From the entries below, gather every line containing the string "this".

* [Data supplied]:

[Start of section]

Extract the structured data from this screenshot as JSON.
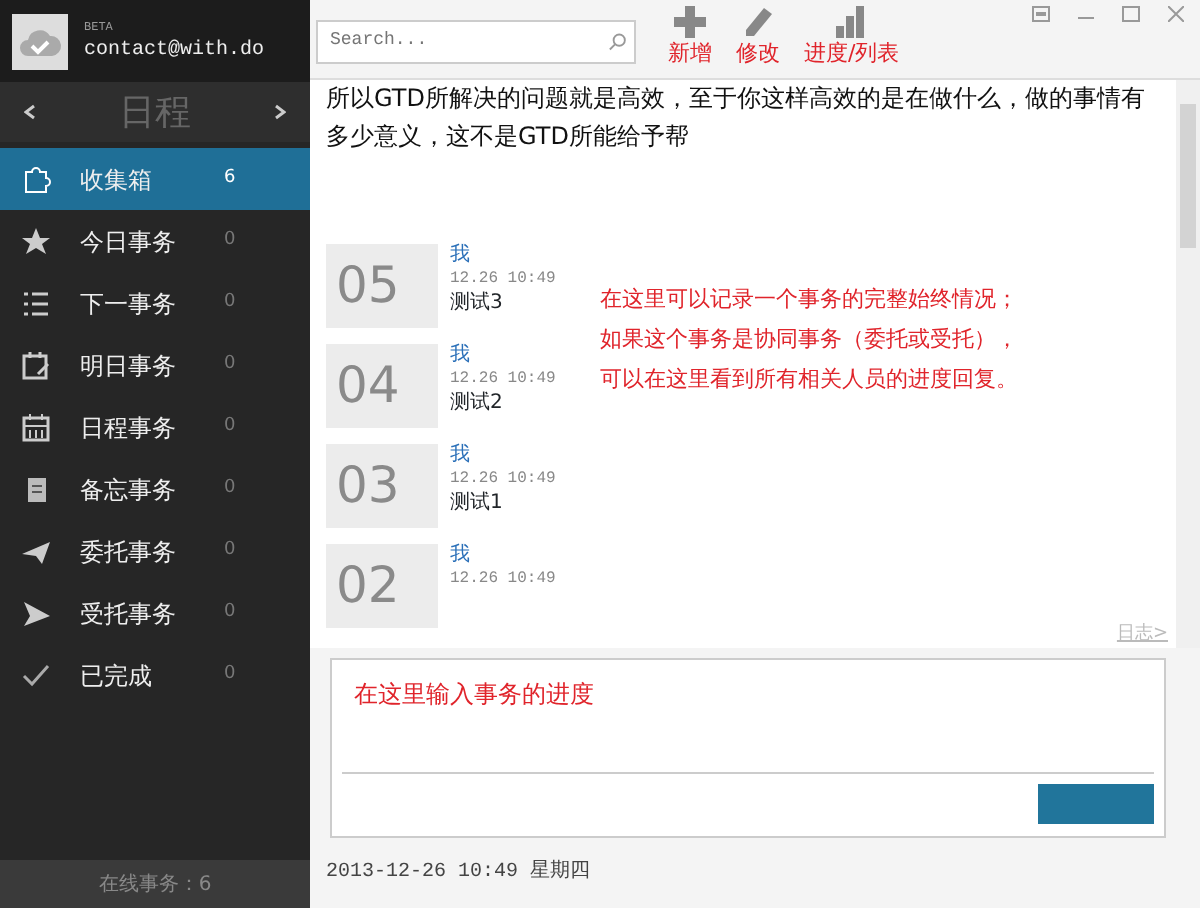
{
  "app": {
    "badge": "BETA",
    "email": "contact@with.do"
  },
  "nav": {
    "title": "日程"
  },
  "sidebar": {
    "items": [
      {
        "label": "收集箱",
        "count": "6",
        "selected": true
      },
      {
        "label": "今日事务",
        "count": "0",
        "selected": false
      },
      {
        "label": "下一事务",
        "count": "0",
        "selected": false
      },
      {
        "label": "明日事务",
        "count": "0",
        "selected": false
      },
      {
        "label": "日程事务",
        "count": "0",
        "selected": false
      },
      {
        "label": "备忘事务",
        "count": "0",
        "selected": false
      },
      {
        "label": "委托事务",
        "count": "0",
        "selected": false
      },
      {
        "label": "受托事务",
        "count": "0",
        "selected": false
      },
      {
        "label": "已完成",
        "count": "0",
        "selected": false
      }
    ],
    "status": "在线事务：6"
  },
  "toolbar": {
    "search": {
      "placeholder": "Search..."
    },
    "buttons": [
      {
        "label": "新增"
      },
      {
        "label": "修改"
      },
      {
        "label": "进度/列表"
      }
    ]
  },
  "content": {
    "intro": "所以GTD所解决的问题就是高效，至于你这样高效的是在做什么，做的事情有多少意义，这不是GTD所能给予帮",
    "entries": [
      {
        "number": "05",
        "author": "我",
        "time": "12.26 10:49",
        "text": "测试3"
      },
      {
        "number": "04",
        "author": "我",
        "time": "12.26 10:49",
        "text": "测试2"
      },
      {
        "number": "03",
        "author": "我",
        "time": "12.26 10:49",
        "text": "测试1"
      },
      {
        "number": "02",
        "author": "我",
        "time": "12.26 10:49"
      }
    ],
    "annotation": [
      "在这里可以记录一个事务的完整始终情况；",
      "如果这个事务是协同事务（委托或受托），",
      "可以在这里看到所有相关人员的进度回复。"
    ],
    "log_link": "日志>"
  },
  "editor": {
    "placeholder": "在这里输入事务的进度"
  },
  "footer": {
    "datetime": "2013-12-26 10:49 星期四"
  }
}
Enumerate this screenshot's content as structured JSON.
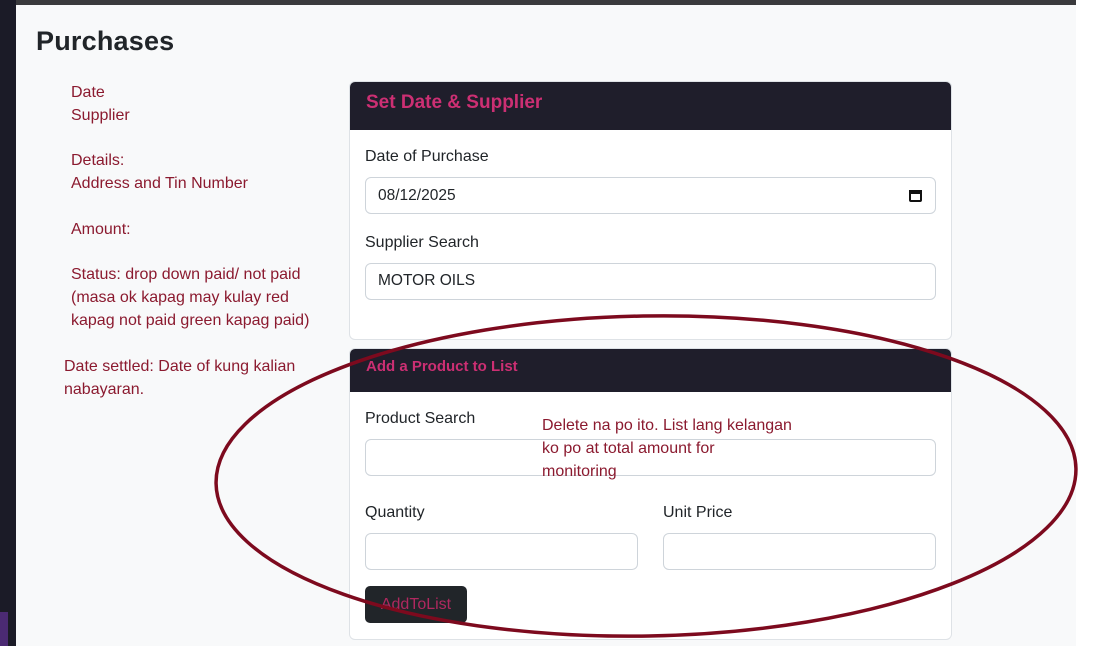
{
  "page": {
    "title": "Purchases"
  },
  "notes": {
    "fields": "Date\nSupplier",
    "details": "Details:\nAddress and Tin Number",
    "amount": "Amount:",
    "status": "Status: drop down paid/ not paid\n(masa ok kapag may kulay red\nkapag not paid green kapag paid)",
    "settled": "Date settled: Date of kung kalian\nnabayaran.",
    "delete": "Delete na po ito. List lang kelangan\nko po at total amount for\nmonitoring"
  },
  "supplier_card": {
    "header": "Set Date & Supplier",
    "date_label": "Date of Purchase",
    "date_value": "08/12/2025",
    "supplier_label": "Supplier Search",
    "supplier_value": "MOTOR OILS"
  },
  "product_card": {
    "header": "Add a Product to List",
    "product_label": "Product Search",
    "product_value": "",
    "quantity_label": "Quantity",
    "quantity_value": "",
    "unit_price_label": "Unit Price",
    "unit_price_value": "",
    "add_button": "AddToList"
  },
  "colors": {
    "annotation": "#7d0a1e",
    "header_bg": "#1f1e2b",
    "header_text": "#cc2f73"
  }
}
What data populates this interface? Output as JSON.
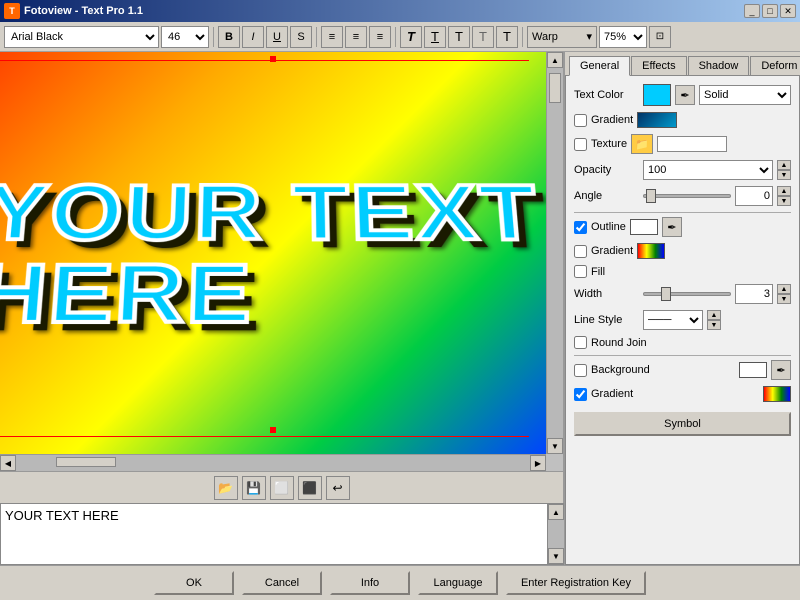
{
  "titleBar": {
    "title": "Fotoview - Text Pro 1.1",
    "icon": "T"
  },
  "toolbar": {
    "fontFamily": "Arial Black",
    "fontSize": "46",
    "boldLabel": "B",
    "italicLabel": "I",
    "underlineLabel": "U",
    "strikeLabel": "S",
    "alignLeft": "≡",
    "alignCenter": "≡",
    "alignRight": "≡",
    "textBtn1": "T",
    "textBtn2": "T",
    "textBtn3": "T",
    "textBtn4": "T",
    "textBtn5": "T",
    "warpLabel": "Warp",
    "zoomValue": "75%"
  },
  "canvasText": "YOUR TEXT HERE",
  "iconToolbar": {
    "btn1": "📂",
    "btn2": "💾",
    "btn3": "⬜",
    "btn4": "⬛",
    "btn5": "↩"
  },
  "textAreaContent": "YOUR TEXT HERE",
  "rightPanel": {
    "tabs": [
      "General",
      "Effects",
      "Shadow",
      "Deform"
    ],
    "activeTab": "General",
    "textColorLabel": "Text Color",
    "solidOption": "Solid",
    "gradientLabel": "Gradient",
    "textureLabel": "Texture",
    "opacityLabel": "Opacity",
    "opacityValue": "100",
    "angleLabel": "Angle",
    "angleValue": "0",
    "outlineLabel": "Outline",
    "outlineChecked": true,
    "gradientLabel2": "Gradient",
    "fillLabel": "Fill",
    "widthLabel": "Width",
    "widthValue": "3",
    "lineStyleLabel": "Line Style",
    "roundJoinLabel": "Round Join",
    "backgroundLabel": "Background",
    "gradientLabel3": "Gradient",
    "gradientChecked": true,
    "symbolLabel": "Symbol"
  },
  "bottomBar": {
    "okLabel": "OK",
    "cancelLabel": "Cancel",
    "infoLabel": "Info",
    "languageLabel": "Language",
    "registrationLabel": "Enter Registration Key"
  }
}
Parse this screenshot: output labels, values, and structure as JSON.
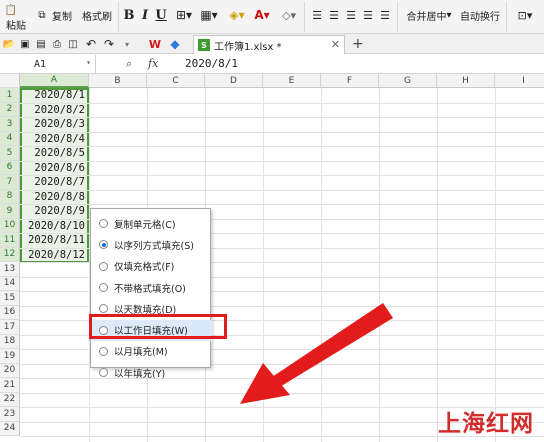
{
  "ribbon": {
    "paste": "粘贴",
    "copy": "复制",
    "format_painter": "格式刷",
    "bold": "B",
    "italic": "I",
    "underline": "U",
    "merge_center": "合并居中",
    "auto_wrap": "自动换行"
  },
  "document_tab": {
    "title": "工作簿1.xlsx *"
  },
  "formula_bar": {
    "name_box": "A1",
    "fx": "fx",
    "value": "2020/8/1"
  },
  "columns": [
    "A",
    "B",
    "C",
    "D",
    "E",
    "F",
    "G",
    "H",
    "I"
  ],
  "rows": [
    "1",
    "2",
    "3",
    "4",
    "5",
    "6",
    "7",
    "8",
    "9",
    "10",
    "11",
    "12",
    "13",
    "14",
    "15",
    "16",
    "17",
    "18",
    "19",
    "20",
    "21",
    "22",
    "23",
    "24"
  ],
  "cells": [
    "2020/8/1",
    "2020/8/2",
    "2020/8/3",
    "2020/8/4",
    "2020/8/5",
    "2020/8/6",
    "2020/8/7",
    "2020/8/8",
    "2020/8/9",
    "2020/8/10",
    "2020/8/11",
    "2020/8/12"
  ],
  "autofill_menu": {
    "items": [
      "复制单元格(C)",
      "以序列方式填充(S)",
      "仅填充格式(F)",
      "不带格式填充(O)",
      "以天数填充(D)",
      "以工作日填充(W)",
      "以月填充(M)",
      "以年填充(Y)"
    ],
    "selected": 1,
    "highlighted": 5
  },
  "watermark": "上海红网",
  "colors": {
    "selection_border": "#4e9a3c",
    "annotation": "#e21b1b"
  }
}
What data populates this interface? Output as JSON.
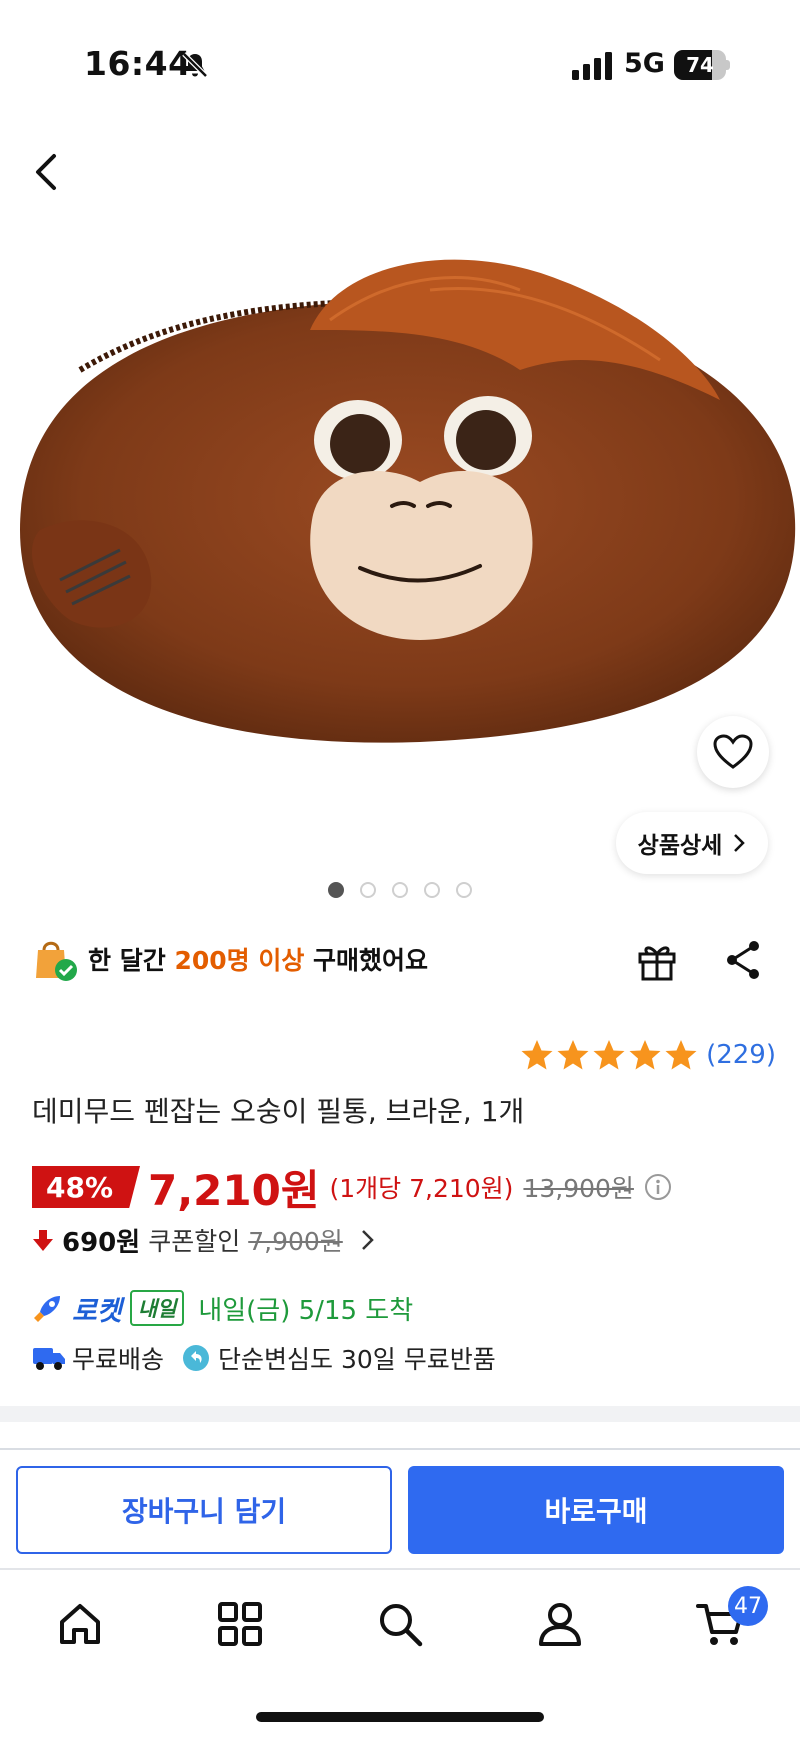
{
  "status_bar": {
    "time": "16:44",
    "network": "5G",
    "battery": "74",
    "battery_fraction": 0.74
  },
  "product": {
    "image_icon": "orangutan-pencil-case-image",
    "carousel": {
      "count": 5,
      "active": 0
    },
    "detail_link": "상품상세",
    "purchase": {
      "prefix": "한 달간",
      "highlight": "200명 이상",
      "suffix": "구매했어요"
    },
    "rating": {
      "stars": 5,
      "count": "(229)"
    },
    "title": "데미무드 펜잡는 오숭이 필통, 브라운, 1개",
    "price": {
      "discount": "48%",
      "sale": "7,210원",
      "unit": "(1개당 7,210원)",
      "original": "13,900원"
    },
    "coupon": {
      "amount": "690원",
      "label": "쿠폰할인",
      "price": "7,900원"
    },
    "delivery": {
      "rocket": "로켓",
      "badge": "내일",
      "arrival": "내일(금) 5/15 도착"
    },
    "shipping": {
      "free": "무료배송",
      "returns": "단순변심도 30일 무료반품"
    }
  },
  "actions": {
    "cart": "장바구니 담기",
    "buy": "바로구매"
  },
  "tab_bar": {
    "items": [
      "home-icon",
      "category-icon",
      "search-icon",
      "user-icon",
      "cart-icon"
    ],
    "cart_badge": "47"
  },
  "colors": {
    "accent": "#2f6af0",
    "price": "#cf1212",
    "highlight": "#e35d00",
    "delivery": "#1e9a3b",
    "star": "#f7941d"
  }
}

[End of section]

* [Expected output]:
Extract the structured data from this screenshot as JSON.
Enumerate this screenshot's content as structured JSON.
What data populates this interface? Output as JSON.
Parse this screenshot: output labels, values, and structure as JSON.
What data populates this interface? Output as JSON.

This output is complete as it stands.